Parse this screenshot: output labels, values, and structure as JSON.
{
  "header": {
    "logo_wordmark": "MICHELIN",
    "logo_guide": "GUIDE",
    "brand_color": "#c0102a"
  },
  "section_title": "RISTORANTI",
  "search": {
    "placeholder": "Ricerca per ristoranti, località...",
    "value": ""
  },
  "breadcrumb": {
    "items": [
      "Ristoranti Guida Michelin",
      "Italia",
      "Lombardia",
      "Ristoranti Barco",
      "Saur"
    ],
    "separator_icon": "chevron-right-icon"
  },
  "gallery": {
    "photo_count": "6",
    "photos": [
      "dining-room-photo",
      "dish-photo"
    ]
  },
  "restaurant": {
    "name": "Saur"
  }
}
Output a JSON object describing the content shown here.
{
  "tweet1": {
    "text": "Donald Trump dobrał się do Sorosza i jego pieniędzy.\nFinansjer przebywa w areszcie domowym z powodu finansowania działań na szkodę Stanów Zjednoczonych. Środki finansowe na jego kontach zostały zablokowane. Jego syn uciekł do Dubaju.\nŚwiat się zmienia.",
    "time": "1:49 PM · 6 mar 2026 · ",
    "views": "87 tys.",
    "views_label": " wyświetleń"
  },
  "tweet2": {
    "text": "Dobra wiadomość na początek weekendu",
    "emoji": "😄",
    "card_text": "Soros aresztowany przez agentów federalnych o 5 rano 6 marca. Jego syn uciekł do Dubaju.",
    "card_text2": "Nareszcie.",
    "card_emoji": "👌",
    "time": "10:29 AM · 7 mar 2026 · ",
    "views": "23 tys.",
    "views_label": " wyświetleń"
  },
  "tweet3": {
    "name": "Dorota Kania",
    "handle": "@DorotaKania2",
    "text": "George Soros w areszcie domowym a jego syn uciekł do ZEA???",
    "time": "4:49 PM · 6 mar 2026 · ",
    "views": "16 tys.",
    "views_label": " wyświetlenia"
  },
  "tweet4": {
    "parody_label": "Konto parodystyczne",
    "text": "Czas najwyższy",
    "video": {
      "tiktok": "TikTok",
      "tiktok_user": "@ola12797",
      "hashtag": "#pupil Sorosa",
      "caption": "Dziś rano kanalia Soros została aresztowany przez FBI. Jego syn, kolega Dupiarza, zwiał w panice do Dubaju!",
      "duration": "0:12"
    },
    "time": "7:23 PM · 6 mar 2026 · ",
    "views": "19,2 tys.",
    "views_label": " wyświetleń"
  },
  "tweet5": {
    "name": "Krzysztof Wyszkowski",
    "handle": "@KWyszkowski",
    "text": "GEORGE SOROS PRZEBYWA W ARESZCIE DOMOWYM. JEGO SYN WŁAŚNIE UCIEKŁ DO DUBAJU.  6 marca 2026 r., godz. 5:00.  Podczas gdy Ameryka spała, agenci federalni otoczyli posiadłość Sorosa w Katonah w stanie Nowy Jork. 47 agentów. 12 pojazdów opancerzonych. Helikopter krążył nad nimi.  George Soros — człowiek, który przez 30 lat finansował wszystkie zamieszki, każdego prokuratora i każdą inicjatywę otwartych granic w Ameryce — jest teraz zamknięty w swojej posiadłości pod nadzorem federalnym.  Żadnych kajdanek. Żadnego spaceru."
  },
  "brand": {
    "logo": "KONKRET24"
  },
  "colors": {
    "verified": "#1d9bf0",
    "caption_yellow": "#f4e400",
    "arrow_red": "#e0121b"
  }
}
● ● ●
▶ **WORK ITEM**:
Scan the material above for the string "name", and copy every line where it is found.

▶ **EXERCISE RESPONSE**:
    "name": "Saur"
    "name": "Dorota Kania",
    "name": "Krzysztof Wyszkowski",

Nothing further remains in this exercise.